A motorized bicycle doesn't have a vehicle identification number, so it can't be registered, Lamer said. The same holds true for golf carts, which also are illegal on Salina streets, he said. Mopeds have VINs, so they can be registered.
The only devices legally permitted to operate on the street without a tag are pedal-powered bicycles, locomotives and train cars, and electric wheelchairs.
"If it's propelled by human power, rails or is an electric wheelchair. Everything else has to have a tag," Lamer said.
Lamer said there's a safety issue involved with riding a bicycle with a motor on a city street, and that's its speed.
Pedal-powered bicycles can legally be ridden on the street, but if the rider is moving at a speed slower than traffic, the rider is required to ride as close as practical to the curb, Lamer said. He said speed is also what makes motorized bicycles different.
"Legally you can ride a bicycle on the street, but not motoring in with cars at 30 miles an hour like a motorcycle," Lamer said.
Arizona passed a law a few years ago that says riders who attach motors no larger than 49 cubic centimeters to their bicycles don't need a driver's license, insurance or registration and can travel in bicycle lanes, but can't drive faster than 20 miles an hour.
Rodenbeek said he'd like to see a similar law passed in Kansas.
"I'm hoping that if we get this out there, someone will help us," he said.
He said that with the conversion kit in hand, it only takes about a half-hour for someone to motorize a bike.
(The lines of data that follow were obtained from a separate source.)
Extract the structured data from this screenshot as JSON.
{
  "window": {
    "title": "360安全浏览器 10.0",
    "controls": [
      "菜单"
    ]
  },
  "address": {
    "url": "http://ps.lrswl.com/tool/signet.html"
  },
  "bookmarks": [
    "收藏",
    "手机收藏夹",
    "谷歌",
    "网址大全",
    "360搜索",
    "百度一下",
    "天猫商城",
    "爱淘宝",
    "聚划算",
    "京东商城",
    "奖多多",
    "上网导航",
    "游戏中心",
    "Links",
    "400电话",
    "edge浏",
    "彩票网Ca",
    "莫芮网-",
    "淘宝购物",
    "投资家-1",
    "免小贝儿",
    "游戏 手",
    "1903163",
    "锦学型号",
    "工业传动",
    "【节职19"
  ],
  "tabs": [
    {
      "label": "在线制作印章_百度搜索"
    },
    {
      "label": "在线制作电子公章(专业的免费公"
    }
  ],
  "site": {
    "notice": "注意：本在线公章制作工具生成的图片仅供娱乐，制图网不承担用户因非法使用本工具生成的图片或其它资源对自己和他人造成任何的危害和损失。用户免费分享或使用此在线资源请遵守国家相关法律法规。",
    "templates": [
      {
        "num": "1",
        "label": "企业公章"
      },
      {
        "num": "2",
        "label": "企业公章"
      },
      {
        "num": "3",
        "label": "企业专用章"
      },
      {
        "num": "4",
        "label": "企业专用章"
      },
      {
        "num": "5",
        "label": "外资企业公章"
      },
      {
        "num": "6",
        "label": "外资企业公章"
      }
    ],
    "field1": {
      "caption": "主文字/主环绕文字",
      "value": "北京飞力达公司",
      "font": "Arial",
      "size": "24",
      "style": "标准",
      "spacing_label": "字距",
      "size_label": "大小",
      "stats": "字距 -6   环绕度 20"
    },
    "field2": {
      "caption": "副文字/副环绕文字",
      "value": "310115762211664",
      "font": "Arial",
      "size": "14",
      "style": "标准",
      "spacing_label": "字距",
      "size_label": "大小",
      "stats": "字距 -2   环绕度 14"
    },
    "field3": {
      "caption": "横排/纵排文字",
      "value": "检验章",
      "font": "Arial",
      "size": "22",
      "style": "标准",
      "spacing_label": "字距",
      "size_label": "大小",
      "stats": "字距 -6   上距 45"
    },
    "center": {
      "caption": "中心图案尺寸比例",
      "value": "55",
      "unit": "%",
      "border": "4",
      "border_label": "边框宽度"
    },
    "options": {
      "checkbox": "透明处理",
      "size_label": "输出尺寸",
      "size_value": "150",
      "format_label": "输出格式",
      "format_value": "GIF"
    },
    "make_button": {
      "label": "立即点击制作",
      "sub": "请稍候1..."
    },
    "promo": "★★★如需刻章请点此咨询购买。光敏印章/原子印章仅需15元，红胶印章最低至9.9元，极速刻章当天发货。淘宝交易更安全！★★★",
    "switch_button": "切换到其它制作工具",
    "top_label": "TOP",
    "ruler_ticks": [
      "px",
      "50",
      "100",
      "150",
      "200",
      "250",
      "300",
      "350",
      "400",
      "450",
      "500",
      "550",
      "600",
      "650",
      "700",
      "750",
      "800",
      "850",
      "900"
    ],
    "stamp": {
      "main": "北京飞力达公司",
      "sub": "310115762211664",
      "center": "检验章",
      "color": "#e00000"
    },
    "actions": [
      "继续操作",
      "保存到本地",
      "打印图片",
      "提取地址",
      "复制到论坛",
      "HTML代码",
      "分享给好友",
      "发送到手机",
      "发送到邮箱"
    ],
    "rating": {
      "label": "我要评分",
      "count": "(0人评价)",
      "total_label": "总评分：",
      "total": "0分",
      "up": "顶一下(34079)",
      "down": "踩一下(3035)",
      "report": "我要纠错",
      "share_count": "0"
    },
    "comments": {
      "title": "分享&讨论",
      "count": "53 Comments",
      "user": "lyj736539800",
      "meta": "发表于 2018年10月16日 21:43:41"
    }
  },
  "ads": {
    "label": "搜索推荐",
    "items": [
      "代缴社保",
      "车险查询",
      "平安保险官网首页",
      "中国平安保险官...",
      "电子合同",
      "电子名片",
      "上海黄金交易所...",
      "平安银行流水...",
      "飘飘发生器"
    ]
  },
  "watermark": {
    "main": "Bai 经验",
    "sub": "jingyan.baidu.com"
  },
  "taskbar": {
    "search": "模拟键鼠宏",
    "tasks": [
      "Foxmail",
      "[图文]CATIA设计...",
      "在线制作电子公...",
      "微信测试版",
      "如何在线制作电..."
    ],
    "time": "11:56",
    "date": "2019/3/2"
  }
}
Modification kits generally cost from $200 to $250.
"There's no reason for me to be driving my truck, which gets about 8 miles a gallon, when all I've got to do is go to work and come back," he said.
Aaron Wendt, one of Rodenbeek's friends, who works for an auto electrical wiring business, has been riding his motorized bicycle to work. He thinks the law prohibiting motorized bikes on city streets is unfair.
"Everybody's trying to go green now, and we're trying our best," he said.